* Exercise
The answer is every record that follows, printed exactly.
..............................
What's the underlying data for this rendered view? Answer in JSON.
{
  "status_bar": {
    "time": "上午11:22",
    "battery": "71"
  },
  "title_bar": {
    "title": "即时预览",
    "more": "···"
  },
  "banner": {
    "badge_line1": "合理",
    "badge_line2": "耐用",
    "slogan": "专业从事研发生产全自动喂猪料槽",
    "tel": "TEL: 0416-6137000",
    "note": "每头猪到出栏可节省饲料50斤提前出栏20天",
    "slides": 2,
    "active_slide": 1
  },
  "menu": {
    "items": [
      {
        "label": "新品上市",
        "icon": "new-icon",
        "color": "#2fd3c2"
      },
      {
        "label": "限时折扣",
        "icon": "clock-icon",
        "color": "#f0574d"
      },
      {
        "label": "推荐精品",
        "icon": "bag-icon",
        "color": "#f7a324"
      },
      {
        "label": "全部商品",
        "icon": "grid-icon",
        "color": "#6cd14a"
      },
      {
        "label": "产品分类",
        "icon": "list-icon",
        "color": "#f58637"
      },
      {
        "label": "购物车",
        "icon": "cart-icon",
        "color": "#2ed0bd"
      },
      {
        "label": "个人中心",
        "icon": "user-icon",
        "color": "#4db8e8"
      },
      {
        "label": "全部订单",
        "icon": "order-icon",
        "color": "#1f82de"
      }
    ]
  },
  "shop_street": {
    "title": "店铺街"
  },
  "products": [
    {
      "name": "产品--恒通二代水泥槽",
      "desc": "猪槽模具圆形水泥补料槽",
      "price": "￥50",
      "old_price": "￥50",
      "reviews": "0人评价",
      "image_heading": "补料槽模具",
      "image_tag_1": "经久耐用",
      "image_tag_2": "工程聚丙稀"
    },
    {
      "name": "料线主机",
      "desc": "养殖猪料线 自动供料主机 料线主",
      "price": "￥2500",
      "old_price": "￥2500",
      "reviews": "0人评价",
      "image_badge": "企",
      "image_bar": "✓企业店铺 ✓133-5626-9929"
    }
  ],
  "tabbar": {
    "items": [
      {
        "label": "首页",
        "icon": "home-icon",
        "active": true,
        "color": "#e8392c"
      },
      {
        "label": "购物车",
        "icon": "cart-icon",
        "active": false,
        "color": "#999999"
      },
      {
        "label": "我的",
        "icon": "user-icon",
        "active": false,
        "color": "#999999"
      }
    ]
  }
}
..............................
* Response for this exercise
What's the underlying data for this rendered view? Answer in JSON.
{
  "status_bar": {
    "time": "上午11:22",
    "battery": "71"
  },
  "title_bar": {
    "title": "即时预览",
    "more": "···"
  },
  "banner": {
    "badge_line1": "合理",
    "badge_line2": "耐用",
    "slogan": "专业从事研发生产全自动喂猪料槽",
    "tel": "TEL: 0416-6137000",
    "note": "每头猪到出栏可节省饲料50斤提前出栏20天",
    "slides": 2,
    "active_slide": 1
  },
  "menu": {
    "items": [
      {
        "label": "新品上市",
        "icon": "new-icon",
        "color": "#2fd3c2"
      },
      {
        "label": "限时折扣",
        "icon": "clock-icon",
        "color": "#f0574d"
      },
      {
        "label": "推荐精品",
        "icon": "bag-icon",
        "color": "#f7a324"
      },
      {
        "label": "全部商品",
        "icon": "grid-icon",
        "color": "#6cd14a"
      },
      {
        "label": "产品分类",
        "icon": "list-icon",
        "color": "#f58637"
      },
      {
        "label": "购物车",
        "icon": "cart-icon",
        "color": "#2ed0bd"
      },
      {
        "label": "个人中心",
        "icon": "user-icon",
        "color": "#4db8e8"
      },
      {
        "label": "全部订单",
        "icon": "order-icon",
        "color": "#1f82de"
      }
    ]
  },
  "shop_street": {
    "title": "店铺街"
  },
  "products": [
    {
      "name": "产品--恒通二代水泥槽",
      "desc": "猪槽模具圆形水泥补料槽",
      "price": "￥50",
      "old_price": "￥50",
      "reviews": "0人评价",
      "image_heading": "补料槽模具",
      "image_tag_1": "经久耐用",
      "image_tag_2": "工程聚丙稀"
    },
    {
      "name": "料线主机",
      "desc": "养殖猪料线 自动供料主机 料线主",
      "price": "￥2500",
      "old_price": "￥2500",
      "reviews": "0人评价",
      "image_badge": "企",
      "image_bar": "✓企业店铺 ✓133-5626-9929"
    }
  ],
  "tabbar": {
    "items": [
      {
        "label": "首页",
        "icon": "home-icon",
        "active": true,
        "color": "#e8392c"
      },
      {
        "label": "购物车",
        "icon": "cart-icon",
        "active": false,
        "color": "#999999"
      },
      {
        "label": "我的",
        "icon": "user-icon",
        "active": false,
        "color": "#999999"
      }
    ]
  }
}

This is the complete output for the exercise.